━━━ Data to use

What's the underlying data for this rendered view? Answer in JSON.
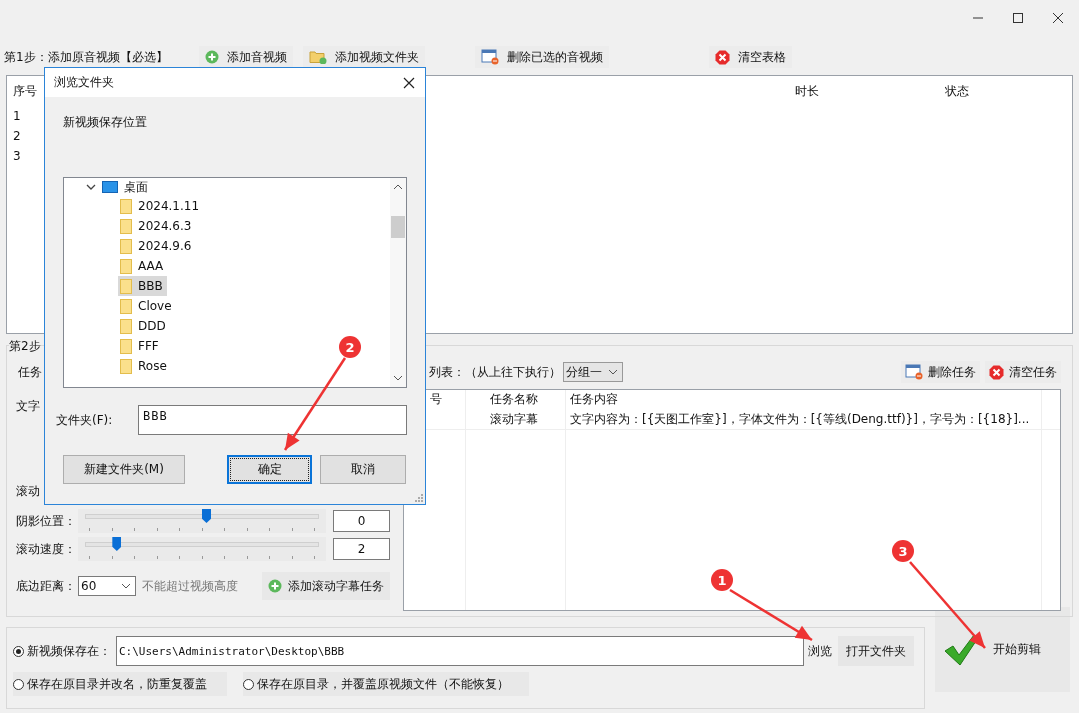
{
  "step1": {
    "label": "第1步：添加原音视频【必选】",
    "buttons": [
      {
        "label": "添加音视频",
        "kind": "add"
      },
      {
        "label": "添加视频文件夹",
        "kind": "folder"
      },
      {
        "label": "删除已选的音视频",
        "kind": "delete"
      },
      {
        "label": "清空表格",
        "kind": "clear"
      }
    ]
  },
  "file_table": {
    "columns": [
      "序号",
      "时长",
      "状态"
    ],
    "rows": [
      "1",
      "2",
      "3"
    ]
  },
  "step2": {
    "title": "第2步",
    "labels": [
      "任务",
      "文字",
      "滚动"
    ],
    "sliders": [
      {
        "label": "阴影位置：",
        "level": 0.5,
        "value": "0"
      },
      {
        "label": "滚动速度：",
        "level": 0.12,
        "value": "2"
      }
    ],
    "bottom_distance": {
      "label": "底边距离：",
      "value": "60",
      "hint": "不能超过视频高度"
    },
    "add_button": "添加滚动字幕任务"
  },
  "task_list": {
    "label": "列表：（从上往下执行）",
    "group": "分组一",
    "buttons": [
      {
        "label": "删除任务",
        "kind": "delete"
      },
      {
        "label": "清空任务",
        "kind": "clear"
      }
    ],
    "columns": [
      "号",
      "任务名称",
      "任务内容"
    ],
    "rows": [
      {
        "name": "滚动字幕",
        "content": "文字内容为：[{天图工作室}]，字体文件为：[{等线(Deng.ttf)}]，字号为：[{18}]..."
      }
    ]
  },
  "output": {
    "options": [
      {
        "label": "新视频保存在：",
        "selected": true
      },
      {
        "label": "保存在原目录并改名，防重复覆盖",
        "selected": false
      },
      {
        "label": "保存在原目录，并覆盖原视频文件（不能恢复）",
        "selected": false
      }
    ],
    "path": "C:\\Users\\Administrator\\Desktop\\BBB",
    "browse": "浏览",
    "open_folder": "打开文件夹",
    "start": "开始剪辑"
  },
  "dialog": {
    "title": "浏览文件夹",
    "prompt": "新视频保存位置",
    "tree": [
      {
        "label": "桌面",
        "expanded": true,
        "children": [
          {
            "label": "2024.1.11",
            "selected": false
          },
          {
            "label": "2024.6.3",
            "selected": false
          },
          {
            "label": "2024.9.6",
            "selected": false
          },
          {
            "label": "AAA",
            "selected": false
          },
          {
            "label": "BBB",
            "selected": true
          },
          {
            "label": "Clove",
            "selected": false
          },
          {
            "label": "DDD",
            "selected": false
          },
          {
            "label": "FFF",
            "selected": false
          },
          {
            "label": "Rose",
            "selected": false
          }
        ]
      }
    ],
    "folder_label": "文件夹(F):",
    "folder_value": "BBB",
    "buttons": [
      {
        "label": "新建文件夹(M)",
        "focused": false
      },
      {
        "label": "确定",
        "focused": true
      },
      {
        "label": "取消",
        "focused": false
      }
    ]
  },
  "annotations": [
    {
      "number": "1"
    },
    {
      "number": "2"
    },
    {
      "number": "3"
    }
  ]
}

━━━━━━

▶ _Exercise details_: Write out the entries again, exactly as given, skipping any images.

▶ _Output below_:
What's the underlying data for this rendered view? Answer in JSON.
{
  "step1": {
    "label": "第1步：添加原音视频【必选】",
    "buttons": [
      {
        "label": "添加音视频",
        "kind": "add"
      },
      {
        "label": "添加视频文件夹",
        "kind": "folder"
      },
      {
        "label": "删除已选的音视频",
        "kind": "delete"
      },
      {
        "label": "清空表格",
        "kind": "clear"
      }
    ]
  },
  "file_table": {
    "columns": [
      "序号",
      "时长",
      "状态"
    ],
    "rows": [
      "1",
      "2",
      "3"
    ]
  },
  "step2": {
    "title": "第2步",
    "labels": [
      "任务",
      "文字",
      "滚动"
    ],
    "sliders": [
      {
        "label": "阴影位置：",
        "level": 0.5,
        "value": "0"
      },
      {
        "label": "滚动速度：",
        "level": 0.12,
        "value": "2"
      }
    ],
    "bottom_distance": {
      "label": "底边距离：",
      "value": "60",
      "hint": "不能超过视频高度"
    },
    "add_button": "添加滚动字幕任务"
  },
  "task_list": {
    "label": "列表：（从上往下执行）",
    "group": "分组一",
    "buttons": [
      {
        "label": "删除任务",
        "kind": "delete"
      },
      {
        "label": "清空任务",
        "kind": "clear"
      }
    ],
    "columns": [
      "号",
      "任务名称",
      "任务内容"
    ],
    "rows": [
      {
        "name": "滚动字幕",
        "content": "文字内容为：[{天图工作室}]，字体文件为：[{等线(Deng.ttf)}]，字号为：[{18}]..."
      }
    ]
  },
  "output": {
    "options": [
      {
        "label": "新视频保存在：",
        "selected": true
      },
      {
        "label": "保存在原目录并改名，防重复覆盖",
        "selected": false
      },
      {
        "label": "保存在原目录，并覆盖原视频文件（不能恢复）",
        "selected": false
      }
    ],
    "path": "C:\\Users\\Administrator\\Desktop\\BBB",
    "browse": "浏览",
    "open_folder": "打开文件夹",
    "start": "开始剪辑"
  },
  "dialog": {
    "title": "浏览文件夹",
    "prompt": "新视频保存位置",
    "tree": [
      {
        "label": "桌面",
        "expanded": true,
        "children": [
          {
            "label": "2024.1.11",
            "selected": false
          },
          {
            "label": "2024.6.3",
            "selected": false
          },
          {
            "label": "2024.9.6",
            "selected": false
          },
          {
            "label": "AAA",
            "selected": false
          },
          {
            "label": "BBB",
            "selected": true
          },
          {
            "label": "Clove",
            "selected": false
          },
          {
            "label": "DDD",
            "selected": false
          },
          {
            "label": "FFF",
            "selected": false
          },
          {
            "label": "Rose",
            "selected": false
          }
        ]
      }
    ],
    "folder_label": "文件夹(F):",
    "folder_value": "BBB",
    "buttons": [
      {
        "label": "新建文件夹(M)",
        "focused": false
      },
      {
        "label": "确定",
        "focused": true
      },
      {
        "label": "取消",
        "focused": false
      }
    ]
  },
  "annotations": [
    {
      "number": "1"
    },
    {
      "number": "2"
    },
    {
      "number": "3"
    }
  ]
}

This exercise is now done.